Post-it: Simplification for Distinctiveness

When protecting your distinctive assets, subtle simplification can be a great exercise to optimise a logo. The updated version of the Post-it logo keeps the post-its front and centre, but by decluttering the logo they now stand out as a distinct element, without fighting with the word mark. As a result, the whole design becomes simpler and easier to process.

Michelin: Consistent Design, Enduring Excellence

Michelin has a brilliant example of a logo that has achieved incredible recognition the world over and has stood the test of time. Despite the many versions of the Michelin Man, Bibendum, as he was named, he remained recognisable throughout – building distinctiveness for more than 100 years. The fact he was created during the rise of mascot popularity, instilling him with a rich back story and distinctive personality (that kept pace with the times), likely contributed to the strong emotional connection and affection that people developed for the character. It remains a prime example of how a distinctive and consistent design can endure the test of time, showcasing the lasting impact of a well-crafted logo. The iconic Michelin Man continues to serve as a powerful symbol of the brand. Michelin’s consistent character use alongside the brand name creates a cohesive and recognisable visual identity, reinforcing the brand’s commitment to quality and safety.

Source: Logo My Way

Tide: Impact of Simplicity and Consistency

The Tide logo shows the power of simplicity and consistency in creating a lasting and impactful visual identity. The brand’s bold and clean lettering, accompanied by a vibrant orange colour, creates a distinctive and easily recognisable logo. Tide’s consistent application of this visual identity across various packaging and marketing materials serves as a range unifier across the SKU’s, creating a strong brand presence on shelf. With its simple, yet bold design, it establishes itself as a recognisable category marker with continued use.

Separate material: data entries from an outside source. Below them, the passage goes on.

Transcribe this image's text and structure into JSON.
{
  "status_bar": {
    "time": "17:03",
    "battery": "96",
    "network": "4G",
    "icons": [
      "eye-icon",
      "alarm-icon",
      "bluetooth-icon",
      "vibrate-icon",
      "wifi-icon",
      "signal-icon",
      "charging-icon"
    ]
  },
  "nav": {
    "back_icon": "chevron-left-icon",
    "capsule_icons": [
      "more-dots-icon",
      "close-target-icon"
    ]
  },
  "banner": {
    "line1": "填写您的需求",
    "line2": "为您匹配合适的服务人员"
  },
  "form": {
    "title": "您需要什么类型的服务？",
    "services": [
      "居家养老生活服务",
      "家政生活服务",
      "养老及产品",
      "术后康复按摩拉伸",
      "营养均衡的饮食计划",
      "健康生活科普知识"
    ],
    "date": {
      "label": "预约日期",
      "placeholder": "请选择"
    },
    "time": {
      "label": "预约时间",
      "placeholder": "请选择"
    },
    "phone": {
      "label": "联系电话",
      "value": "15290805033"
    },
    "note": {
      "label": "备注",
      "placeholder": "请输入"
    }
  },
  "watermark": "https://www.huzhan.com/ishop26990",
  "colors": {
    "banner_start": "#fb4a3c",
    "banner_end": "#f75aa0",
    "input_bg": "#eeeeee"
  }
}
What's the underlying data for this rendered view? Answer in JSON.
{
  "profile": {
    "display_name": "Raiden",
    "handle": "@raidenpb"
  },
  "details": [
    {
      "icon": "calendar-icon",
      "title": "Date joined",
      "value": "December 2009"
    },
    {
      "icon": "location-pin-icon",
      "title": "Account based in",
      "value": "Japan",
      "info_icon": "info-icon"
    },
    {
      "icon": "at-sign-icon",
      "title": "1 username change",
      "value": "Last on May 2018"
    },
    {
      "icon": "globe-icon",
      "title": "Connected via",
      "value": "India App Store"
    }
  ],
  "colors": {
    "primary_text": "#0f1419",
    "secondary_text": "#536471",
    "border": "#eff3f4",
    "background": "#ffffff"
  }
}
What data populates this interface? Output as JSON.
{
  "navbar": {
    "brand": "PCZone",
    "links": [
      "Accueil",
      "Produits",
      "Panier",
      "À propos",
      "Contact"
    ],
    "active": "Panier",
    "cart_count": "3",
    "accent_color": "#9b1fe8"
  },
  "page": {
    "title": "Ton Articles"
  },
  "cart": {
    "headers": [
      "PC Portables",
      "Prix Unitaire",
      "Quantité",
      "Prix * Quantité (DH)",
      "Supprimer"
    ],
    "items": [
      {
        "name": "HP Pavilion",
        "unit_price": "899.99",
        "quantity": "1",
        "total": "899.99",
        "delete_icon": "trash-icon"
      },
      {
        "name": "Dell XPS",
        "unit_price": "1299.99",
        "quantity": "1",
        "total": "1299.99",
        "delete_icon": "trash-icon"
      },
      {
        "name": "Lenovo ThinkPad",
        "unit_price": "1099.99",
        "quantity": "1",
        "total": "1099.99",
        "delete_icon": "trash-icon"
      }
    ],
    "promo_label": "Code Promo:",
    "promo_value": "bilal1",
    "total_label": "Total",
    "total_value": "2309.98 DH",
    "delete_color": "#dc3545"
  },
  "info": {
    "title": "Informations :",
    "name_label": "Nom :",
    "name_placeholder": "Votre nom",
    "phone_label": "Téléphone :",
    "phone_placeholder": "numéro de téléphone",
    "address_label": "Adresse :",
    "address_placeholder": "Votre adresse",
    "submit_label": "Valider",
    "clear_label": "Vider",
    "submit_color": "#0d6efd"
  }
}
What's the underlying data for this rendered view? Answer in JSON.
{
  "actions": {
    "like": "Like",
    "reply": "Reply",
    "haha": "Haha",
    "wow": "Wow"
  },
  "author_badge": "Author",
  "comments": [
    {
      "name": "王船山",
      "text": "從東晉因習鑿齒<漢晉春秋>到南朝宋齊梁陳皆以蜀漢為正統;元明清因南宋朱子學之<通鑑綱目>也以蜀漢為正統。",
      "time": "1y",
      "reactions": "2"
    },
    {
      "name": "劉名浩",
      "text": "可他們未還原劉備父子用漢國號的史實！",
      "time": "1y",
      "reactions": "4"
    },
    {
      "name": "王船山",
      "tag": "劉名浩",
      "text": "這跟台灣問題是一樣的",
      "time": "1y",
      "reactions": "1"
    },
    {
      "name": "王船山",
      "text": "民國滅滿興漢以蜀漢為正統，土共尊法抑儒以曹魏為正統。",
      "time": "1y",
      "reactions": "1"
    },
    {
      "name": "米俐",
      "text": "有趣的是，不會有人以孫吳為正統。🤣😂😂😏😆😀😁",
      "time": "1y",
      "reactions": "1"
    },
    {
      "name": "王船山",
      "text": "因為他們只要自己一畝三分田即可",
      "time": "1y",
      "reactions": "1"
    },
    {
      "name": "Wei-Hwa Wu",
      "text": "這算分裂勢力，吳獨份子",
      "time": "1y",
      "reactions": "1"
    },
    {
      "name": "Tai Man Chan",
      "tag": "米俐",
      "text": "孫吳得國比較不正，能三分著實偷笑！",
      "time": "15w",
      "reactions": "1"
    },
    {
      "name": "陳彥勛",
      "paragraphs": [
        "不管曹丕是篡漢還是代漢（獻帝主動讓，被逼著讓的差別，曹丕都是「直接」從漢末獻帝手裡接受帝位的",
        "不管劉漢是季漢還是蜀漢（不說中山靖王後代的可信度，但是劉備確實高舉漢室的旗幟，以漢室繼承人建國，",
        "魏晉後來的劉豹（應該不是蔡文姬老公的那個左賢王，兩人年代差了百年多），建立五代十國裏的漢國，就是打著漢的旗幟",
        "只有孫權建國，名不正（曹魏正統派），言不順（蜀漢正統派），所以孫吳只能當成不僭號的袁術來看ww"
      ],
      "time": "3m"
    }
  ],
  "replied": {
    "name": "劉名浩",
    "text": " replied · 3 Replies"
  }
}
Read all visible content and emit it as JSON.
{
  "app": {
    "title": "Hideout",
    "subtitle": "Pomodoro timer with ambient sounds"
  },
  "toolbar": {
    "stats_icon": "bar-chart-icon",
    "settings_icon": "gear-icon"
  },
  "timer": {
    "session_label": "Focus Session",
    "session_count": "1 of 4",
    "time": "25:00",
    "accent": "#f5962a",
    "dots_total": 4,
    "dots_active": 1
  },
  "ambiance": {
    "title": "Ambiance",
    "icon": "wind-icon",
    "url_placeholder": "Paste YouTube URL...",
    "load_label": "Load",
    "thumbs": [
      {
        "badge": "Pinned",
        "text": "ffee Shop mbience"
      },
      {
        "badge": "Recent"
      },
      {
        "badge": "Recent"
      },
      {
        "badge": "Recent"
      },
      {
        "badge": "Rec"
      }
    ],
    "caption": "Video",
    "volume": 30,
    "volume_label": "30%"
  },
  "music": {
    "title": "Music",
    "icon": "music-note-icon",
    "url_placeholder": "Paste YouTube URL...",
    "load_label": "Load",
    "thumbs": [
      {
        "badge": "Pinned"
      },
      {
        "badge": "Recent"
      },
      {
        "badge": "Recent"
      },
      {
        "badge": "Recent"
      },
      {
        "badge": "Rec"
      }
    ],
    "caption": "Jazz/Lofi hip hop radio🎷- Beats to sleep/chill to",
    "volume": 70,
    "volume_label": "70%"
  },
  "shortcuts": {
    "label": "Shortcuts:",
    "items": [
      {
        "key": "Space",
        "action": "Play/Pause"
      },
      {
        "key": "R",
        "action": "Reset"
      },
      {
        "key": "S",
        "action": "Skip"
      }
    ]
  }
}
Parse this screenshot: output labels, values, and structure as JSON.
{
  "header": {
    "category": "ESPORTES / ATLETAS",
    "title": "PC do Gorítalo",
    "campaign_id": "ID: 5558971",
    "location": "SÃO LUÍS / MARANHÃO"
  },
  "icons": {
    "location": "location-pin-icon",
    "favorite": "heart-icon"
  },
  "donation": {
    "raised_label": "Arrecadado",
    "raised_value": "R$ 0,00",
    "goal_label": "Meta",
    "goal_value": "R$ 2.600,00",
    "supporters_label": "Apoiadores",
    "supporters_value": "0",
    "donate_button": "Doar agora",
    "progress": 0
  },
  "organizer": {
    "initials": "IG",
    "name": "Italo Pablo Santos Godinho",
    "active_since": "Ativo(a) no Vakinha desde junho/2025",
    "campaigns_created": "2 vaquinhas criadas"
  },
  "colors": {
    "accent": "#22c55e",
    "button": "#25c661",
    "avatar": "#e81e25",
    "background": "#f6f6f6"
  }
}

Source: WIX

Adidas: Earning the Privilege of Logo Adaptation

Adidas uses a distinctive logo strategy that seamlessly integrates the logo with its product identity. Unlike many brands that maintain a consistent logo across their range, Adidas adopts varying logos while preserving the fundamental essence of the three stripes – a symbol intrinsically linked with their brand. This unique approach allows Adidas to flexibly adapt its logo to different product lines, without diluting the core identity that the three stripes represent. It is important to recognise that Adidas has earned the privilege to play with the logo this way through their dedicated efforts to embed the logo and the three-stripe icon, a feat that many other brands have yet to achieve. Despite these variations, the brand manages to preserve the simplicity and distinctiveness that have become synonymous with the Adidas logo, ensuring that the three stripes remain a constant thread through their diverse product portfolio.

Source: SoccerBible

Lessons from Iconic Logos

Although analysing these iconic logos won’t give us the magic formula to guarantee logo success, we can identify some underlying principles of great logo design. Distinctiveness is the hallmark of enduring logos. They carve a unique identity through the use of distinctive or stand-out elements. As the examples here have shown, there is no formula for distinctiveness – it has been achieved in different ways, from eye-catching visual effects through to the use of long-standing stand-out characters.

Consistency, consistency, consistency.

Golden thread: The most distinctive brands ensure they link their logo and logo elements across all touchpoints.

Balancing simplicity and adaptability emerges as pivotal for a logo’s impact. But simplification must be a careful balancing act with protecting the elements that make the logo unique.

If you would like help understanding how your logo or Distinctive Brand Assets perform, contact us here.

Used by some of the world’s most distinctive & leading brands